Below are records with pictures in them; print them exactly, omitting the pictures.

------ Dataset excerpts ------

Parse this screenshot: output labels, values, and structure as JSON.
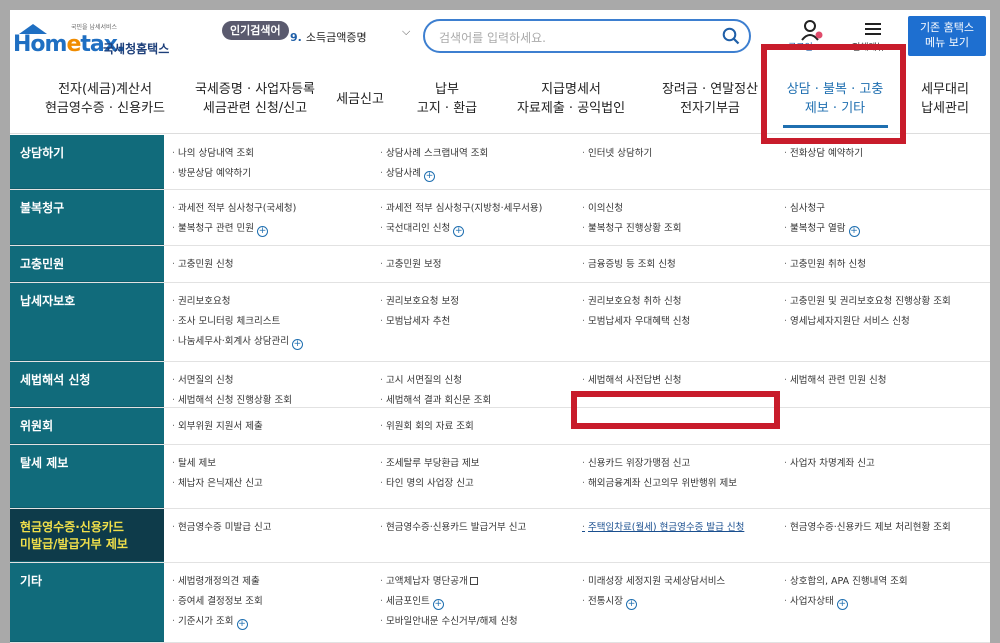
{
  "header": {
    "logo_sub": "국민을 납세서비스",
    "logo_home": "Hom",
    "logo_e": "e",
    "logo_tax": "tax.",
    "logo_kr": "국세청홈택스",
    "popular_badge": "인기검색어",
    "popular_rank": "9.",
    "popular_term": "소득금액증명",
    "search_placeholder": "검색어를 입력하세요.",
    "user_label": "로그인",
    "menu_label": "전체메뉴",
    "old_hometax_button": "기존 홈택스\n메뉴 보기"
  },
  "nav": [
    "전자(세금)계산서\n현금영수증 · 신용카드",
    "국세증명 · 사업자등록\n세금관련 신청/신고",
    "세금신고",
    "납부\n고지 · 환급",
    "지급명세서\n자료제출 · 공익법인",
    "장려금 · 연말정산\n전자기부금",
    "상담 · 불복 · 고충\n제보 · 기타",
    "세무대리\n납세관리"
  ],
  "rows": [
    {
      "cat": "상담하기",
      "links": [
        [
          "나의 상담내역 조회",
          "방문상담 예약하기"
        ],
        [
          "상담사례 스크랩내역 조회",
          "상담사례"
        ],
        [
          "인터넷 상담하기"
        ],
        [
          "전화상담 예약하기"
        ]
      ]
    },
    {
      "cat": "불복청구",
      "links": [
        [
          "과세전 적부 심사청구(국세청)",
          "불복청구 관련 민원"
        ],
        [
          "과세전 적부 심사청구(지방청·세무서용)",
          "국선대리인 신청"
        ],
        [
          "이의신청",
          "불복청구 진행상황 조회"
        ],
        [
          "심사청구",
          "불복청구 열람"
        ]
      ]
    },
    {
      "cat": "고충민원",
      "links": [
        [
          "고충민원 신청"
        ],
        [
          "고충민원 보정"
        ],
        [
          "금융증빙 등 조회 신청"
        ],
        [
          "고충민원 취하 신청"
        ]
      ]
    },
    {
      "cat": "납세자보호",
      "links": [
        [
          "권리보호요청",
          "조사 모니터링 체크리스트",
          "나눔세무사·회계사 상담관리"
        ],
        [
          "권리보호요청 보정",
          "모범납세자 추천"
        ],
        [
          "권리보호요청 취하 신청",
          "모범납세자 우대혜택 신청"
        ],
        [
          "고충민원 및 권리보호요청 진행상황 조회",
          "영세납세자지원단 서비스 신청"
        ]
      ]
    },
    {
      "cat": "세법해석 신청",
      "links": [
        [
          "서면질의 신청",
          "세법해석 신청 진행상황 조회"
        ],
        [
          "고시 서면질의 신청",
          "세법해석 결과 회신문 조회"
        ],
        [
          "세법해석 사전답변 신청"
        ],
        [
          "세법해석 관련 민원 신청"
        ]
      ]
    },
    {
      "cat": "위원회",
      "links": [
        [
          "외부위원 지원서 제출"
        ],
        [
          "위원회 회의 자료 조회"
        ],
        [],
        []
      ]
    },
    {
      "cat": "탈세 제보",
      "links": [
        [
          "탈세 제보",
          "체납자 은닉재산 신고"
        ],
        [
          "조세탈루 부당환급 제보",
          "타인 명의 사업장 신고"
        ],
        [
          "신용카드 위장가맹점 신고",
          "해외금융계좌 신고의무 위반행위 제보"
        ],
        [
          "사업자 차명계좌 신고"
        ]
      ]
    },
    {
      "cat": "현금영수증·신용카드\n미발급/발급거부 제보",
      "links": [
        [
          "현금영수증 미발급 신고"
        ],
        [
          "현금영수증·신용카드 발급거부 신고"
        ],
        [
          "주택임차료(월세) 현금영수증 발급 신청"
        ],
        [
          "현금영수증·신용카드 제보 처리현황 조회"
        ]
      ]
    },
    {
      "cat": "기타",
      "links": [
        [
          "세법령개정의견 제출",
          "증여세 결정정보 조회",
          "기준시가 조회"
        ],
        [
          "고액체납자 명단공개",
          "세금포인트",
          "모바일안내문 수신거부/해제 신청"
        ],
        [
          "미래성장 세정지원 국세상담서비스",
          "전통시장"
        ],
        [
          "상호합의, APA 진행내역 조회",
          "사업자상태"
        ]
      ]
    }
  ]
}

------

Completed exercise:
Parse this screenshot: output labels, values, and structure as JSON.
{
  "header": {
    "logo_sub": "국민을 납세서비스",
    "logo_home": "Hom",
    "logo_e": "e",
    "logo_tax": "tax.",
    "logo_kr": "국세청홈택스",
    "popular_badge": "인기검색어",
    "popular_rank": "9.",
    "popular_term": "소득금액증명",
    "search_placeholder": "검색어를 입력하세요.",
    "user_label": "로그인",
    "menu_label": "전체메뉴",
    "old_hometax_button": "기존 홈택스\n메뉴 보기"
  },
  "nav": [
    "전자(세금)계산서\n현금영수증 · 신용카드",
    "국세증명 · 사업자등록\n세금관련 신청/신고",
    "세금신고",
    "납부\n고지 · 환급",
    "지급명세서\n자료제출 · 공익법인",
    "장려금 · 연말정산\n전자기부금",
    "상담 · 불복 · 고충\n제보 · 기타",
    "세무대리\n납세관리"
  ],
  "rows": [
    {
      "cat": "상담하기",
      "links": [
        [
          "나의 상담내역 조회",
          "방문상담 예약하기"
        ],
        [
          "상담사례 스크랩내역 조회",
          "상담사례"
        ],
        [
          "인터넷 상담하기"
        ],
        [
          "전화상담 예약하기"
        ]
      ]
    },
    {
      "cat": "불복청구",
      "links": [
        [
          "과세전 적부 심사청구(국세청)",
          "불복청구 관련 민원"
        ],
        [
          "과세전 적부 심사청구(지방청·세무서용)",
          "국선대리인 신청"
        ],
        [
          "이의신청",
          "불복청구 진행상황 조회"
        ],
        [
          "심사청구",
          "불복청구 열람"
        ]
      ]
    },
    {
      "cat": "고충민원",
      "links": [
        [
          "고충민원 신청"
        ],
        [
          "고충민원 보정"
        ],
        [
          "금융증빙 등 조회 신청"
        ],
        [
          "고충민원 취하 신청"
        ]
      ]
    },
    {
      "cat": "납세자보호",
      "links": [
        [
          "권리보호요청",
          "조사 모니터링 체크리스트",
          "나눔세무사·회계사 상담관리"
        ],
        [
          "권리보호요청 보정",
          "모범납세자 추천"
        ],
        [
          "권리보호요청 취하 신청",
          "모범납세자 우대혜택 신청"
        ],
        [
          "고충민원 및 권리보호요청 진행상황 조회",
          "영세납세자지원단 서비스 신청"
        ]
      ]
    },
    {
      "cat": "세법해석 신청",
      "links": [
        [
          "서면질의 신청",
          "세법해석 신청 진행상황 조회"
        ],
        [
          "고시 서면질의 신청",
          "세법해석 결과 회신문 조회"
        ],
        [
          "세법해석 사전답변 신청"
        ],
        [
          "세법해석 관련 민원 신청"
        ]
      ]
    },
    {
      "cat": "위원회",
      "links": [
        [
          "외부위원 지원서 제출"
        ],
        [
          "위원회 회의 자료 조회"
        ],
        [],
        []
      ]
    },
    {
      "cat": "탈세 제보",
      "links": [
        [
          "탈세 제보",
          "체납자 은닉재산 신고"
        ],
        [
          "조세탈루 부당환급 제보",
          "타인 명의 사업장 신고"
        ],
        [
          "신용카드 위장가맹점 신고",
          "해외금융계좌 신고의무 위반행위 제보"
        ],
        [
          "사업자 차명계좌 신고"
        ]
      ]
    },
    {
      "cat": "현금영수증·신용카드\n미발급/발급거부 제보",
      "links": [
        [
          "현금영수증 미발급 신고"
        ],
        [
          "현금영수증·신용카드 발급거부 신고"
        ],
        [
          "주택임차료(월세) 현금영수증 발급 신청"
        ],
        [
          "현금영수증·신용카드 제보 처리현황 조회"
        ]
      ]
    },
    {
      "cat": "기타",
      "links": [
        [
          "세법령개정의견 제출",
          "증여세 결정정보 조회",
          "기준시가 조회"
        ],
        [
          "고액체납자 명단공개",
          "세금포인트",
          "모바일안내문 수신거부/해제 신청"
        ],
        [
          "미래성장 세정지원 국세상담서비스",
          "전통시장"
        ],
        [
          "상호합의, APA 진행내역 조회",
          "사업자상태"
        ]
      ]
    }
  ]
}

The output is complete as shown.